I came across an article in the February issue of Today’s Parent that caught my eye, as it was all about swaddling (“The Right Way To Swaddle” by Lisa Van De Geyn). When our girls were infants, we were all over the swaddle. With Frannie, my husband mastered the blanket burrito, and then with Maggie, we invested in a “Kiddopotamus SwaddleMe” (picture below) and never looked back.
We used it only for nighttime, and found, through our own bleary-eyed research, that our girls would calm immediately once they were swaddled, and stay asleep longer. It was actually nice for me because as early as Frannie’s first weeks of life, swaddling became a “daddy thing”. I kind of helped cement that status with one of those “You swaddle her so much better than I do. Can you please do it?” moves which guaranteed that I would rarely have to do the bedtime routine alone.
At the time, I never considered that there would be any adverse health affects from being swaddled for a few hours a day. I’m totally on board with the pediatrician quoted in the article who asserts that “Swaddling has been shown to increase ‘quiet sleep’ and sleep duration. It can help babies become accustomed to sleeping on their backs, which decreased the risk of SIDS.” (Babies should not be placed to sleep on their tummies, especially when swaddled, which I would think is obvious but you never know.)
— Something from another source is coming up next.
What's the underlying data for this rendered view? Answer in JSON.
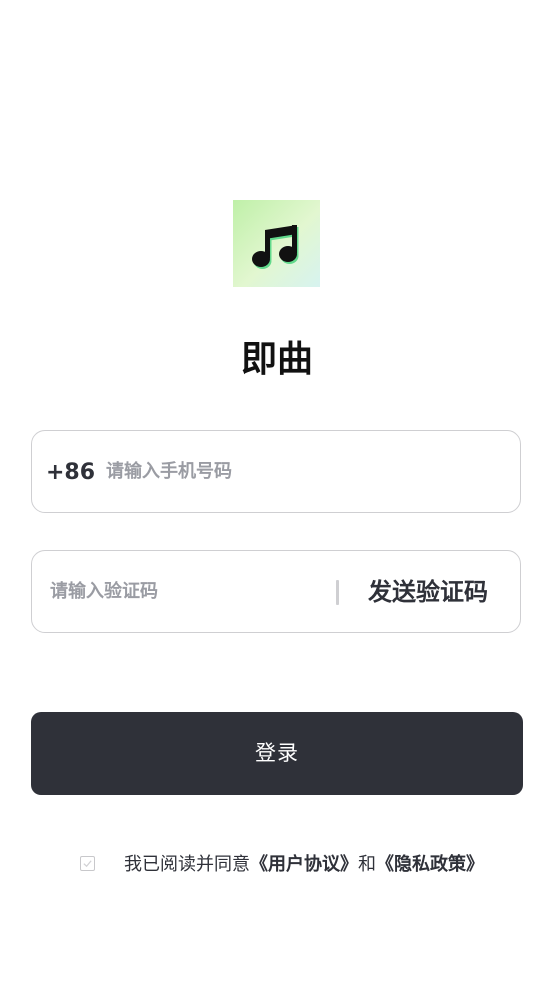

In this article I learned that there are viewpoints opposing swaddling as well, as a pediatric physiotherapist was quoted as saying that “swaddling can be interpreted as a form of restraint” and that it comes with worries about chest pressure which can affect breathing, hip dysplasia, and overheating.
We never wrapped the girls so tightly that they could not turn their heads to the side if spitting up (another concern) but we certainly tried to tuck the arms in (so they wouldn’t fling them and startle themselves awake) which I guess wasn’t advisable either, because then they couldn’t put their hands in their mouths for self-soothing.
I am hardly one to argue when faced with hard research data or official health warnings, but at this point I would still highly recommend the swaddle for anyone who a) wants their child to stay asleep longer and b) is comfortable having their baby swaddled, which is obviously the most important point. If, as a parent, something doesn’t feel right to you, then don’t do it.
How about you? Were/are you a baby swaddler? Did you see benefits? Do these warnings change your thinking?